‘Salt-tolerant plants could tackle food insecurity’
KARACHI: Experts at the inaugural session of a three-day international conference which opened at Karachi University (KU) on Monday underscored the need for exploring the potential of salt-tolerant plants to tackle increasing food insecurity.
These efforts, they emphasised, must be supported by background research aimed at bringing out solutions that are both economically and environmentally viable and sustainable.
Titled ‘Sustainable development: halophytes for green revolution’, the event began at KU’s business school. It’s the second international conference organised by KU’s Institute of Sustainable Halophyte Utilisation (ISHU) on the campus.
Speaking on the conference theme, Prof Hans-Werner Koyro, a senior plant ecologist from Germany, said that the requirement of getting good quality food was increasing day by day with the growing population.
One solution to address this challenge, he pointed out, was to explore halophytes, salt-tolerant plants that grew in waters of high salinity. These plants offered a range of benefits, including their use as food, fodder and biofuel.
These plants also contained medicinal properties and helped protect the coastline.
Prof Koyro, however, cautioned researchers on how they should work with these plants and urged them to “restructure their work”.
“You must have detailed background knowledge of the environment you choose to work in as well as information about the resistance of the plant, its benefits and disadvantages before you start work,” he said, emphasising that the research needed to be ecologically sustainable and economically feasible.
“A university like KU needs to ensure that you do not end up creating worse (environmental) conditions than before,” he added.
Dr Miguel Clusener-Godt, director of ecological and earth sciences division of Unesco, appreciated KU’s research endeavours in the field of halophyte biology.
He was of the view that food shortages could be minimised by adopting halophyte as nonconventional crops for already salt-affected land. The conference theme, he noted, was in line with the sustainable development goals and also with Unesco’s Man and the Biosphere Programme.
Dr Benno Boer, chief of natural sciences, Unesco Bangkok office, spoke about the efforts of KU’s scientists in global halophyte research and said that they made substantial contributions putting Pakistan on the world map as a country with significant achievements in this important scientific subject.
He appreciated ISHU’s research initiatives and said that increasing waterlogging and salinity was a major problem in Sindh and the government would support initiatives offering solutions in this regard.
KU Vice Chancellor Professor Dr Muhammad Ajmal Khan presented a global overview of population growth, water availability situation, and the status of natural resources.
“The changing climatic conditions have exacerbated the situation.
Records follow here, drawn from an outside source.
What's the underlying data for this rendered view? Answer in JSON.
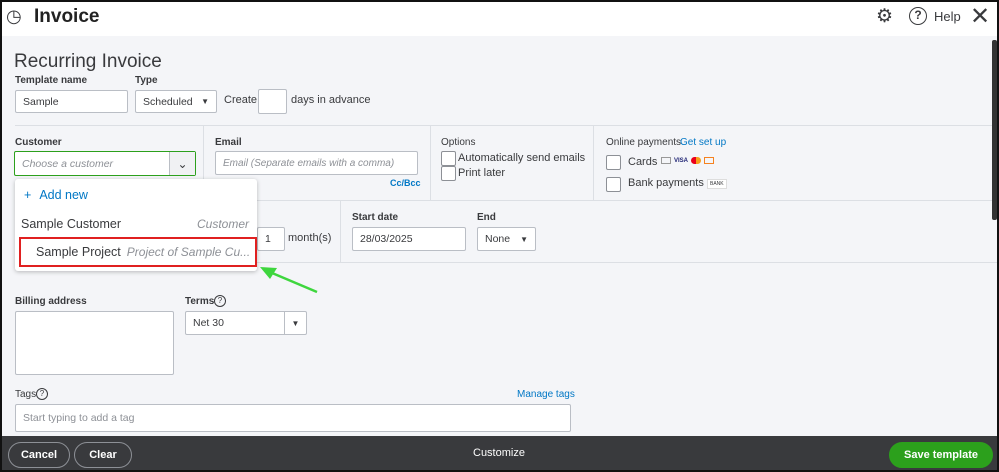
{
  "header": {
    "title": "Invoice",
    "help": "Help"
  },
  "form": {
    "heading": "Recurring Invoice",
    "template_name_label": "Template name",
    "template_name_value": "Sample",
    "type_label": "Type",
    "type_value": "Scheduled",
    "create_label": "Create",
    "create_value": "",
    "days_label": "days in advance"
  },
  "customer": {
    "label": "Customer",
    "placeholder": "Choose a customer"
  },
  "email": {
    "label": "Email",
    "placeholder": "Email (Separate emails with a comma)",
    "cc_bcc": "Cc/Bcc"
  },
  "options": {
    "label": "Options",
    "auto_send": "Automatically send emails",
    "print_later": "Print later"
  },
  "online_payments": {
    "label": "Online payments",
    "setup_link": "Get set up",
    "cards": "Cards",
    "bank": "Bank payments",
    "bank_badge": "BANK",
    "visa": "VISA"
  },
  "dropdown": {
    "add_new": "Add new",
    "items": [
      {
        "name": "Sample Customer",
        "type": "Customer"
      },
      {
        "name": "Sample Project",
        "type": "Project of Sample Cu..."
      }
    ]
  },
  "interval": {
    "every_value": "1",
    "unit": "month(s)",
    "start_label": "Start date",
    "start_value": "28/03/2025",
    "end_label": "End",
    "end_value": "None"
  },
  "billing": {
    "label": "Billing address",
    "terms_label": "Terms",
    "terms_value": "Net 30"
  },
  "tags": {
    "label": "Tags",
    "manage": "Manage tags",
    "placeholder": "Start typing to add a tag"
  },
  "footer": {
    "cancel": "Cancel",
    "clear": "Clear",
    "customize": "Customize",
    "save": "Save template"
  },
  "colors": {
    "green": "#2ca01c",
    "link": "#0077c5",
    "footer": "#393a3d",
    "highlight": "#e02020"
  }
}
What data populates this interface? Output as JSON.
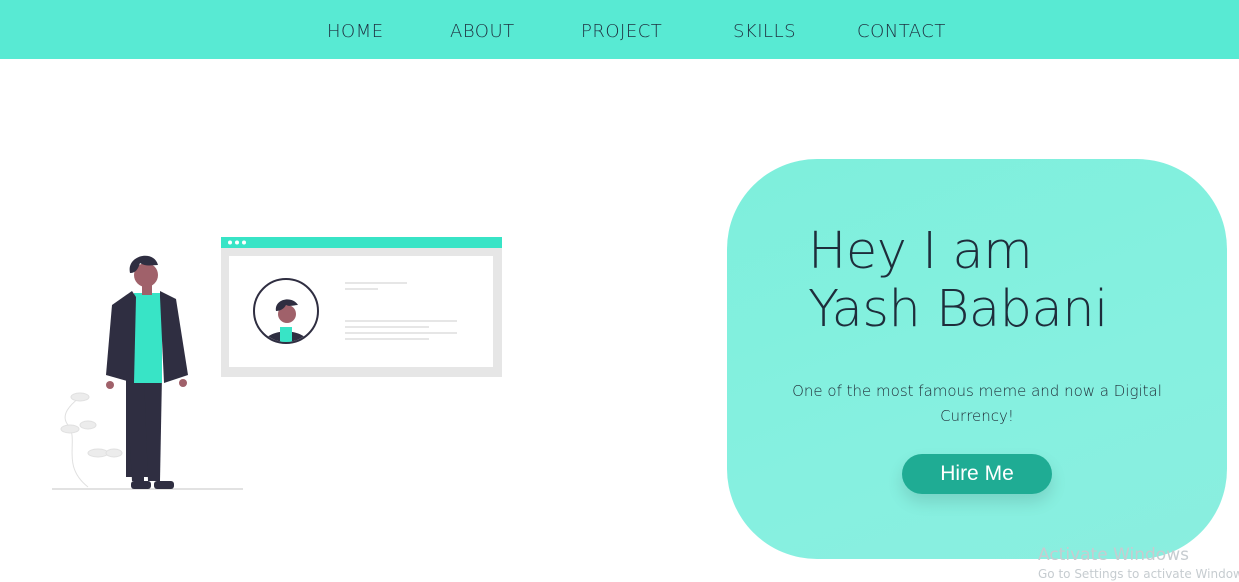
{
  "nav": {
    "items": [
      {
        "label": "HOME"
      },
      {
        "label": "ABOUT"
      },
      {
        "label": "PROJECT"
      },
      {
        "label": "SKILLS"
      },
      {
        "label": "CONTACT"
      }
    ]
  },
  "hero": {
    "title_line1": "Hey I am",
    "title_line2": "Yash Babani",
    "description": "One of the most famous meme and now a Digital Currency!",
    "button_label": "Hire Me"
  },
  "colors": {
    "navbar": "#58ead3",
    "card": "#86f0e0",
    "button": "#1fac94",
    "text_dark": "#1e2d3b"
  },
  "illustration": {
    "icon": "person-profile-illustration"
  },
  "watermark": {
    "title": "Activate Windows",
    "subtitle": "Go to Settings to activate Windows."
  }
}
We have to find new avenues to enhance our food production, make clean energy, as well as reduce pressure on limited freshwater resources for agriculture in arid regions,” he said.
On how halophytes could help, Prof Khan said that cultivation of these plants thriving on saline water could help produce fodder for livestock especially in areas like Thar where livestock was directly linked to human survival and prosperity.
“We have already developed a model halophyte fodder farm in Thar. The provincial chief minister has also visited it and shown interest in taking it to the next level,” he said, hoping that the farm would soon see big plantation.
He was of the opinion if the government took advantage of this important research, Tharis wouldn’t have to migrate to other places in search of food.
Earlier, Dr Bilquees Gul, ISHU director, welcomed attendees and said that the aim of the conference was to discuss sustainable use of halophytes and bring together leading experts in the field of halophyte biology to develop a collaborative programme.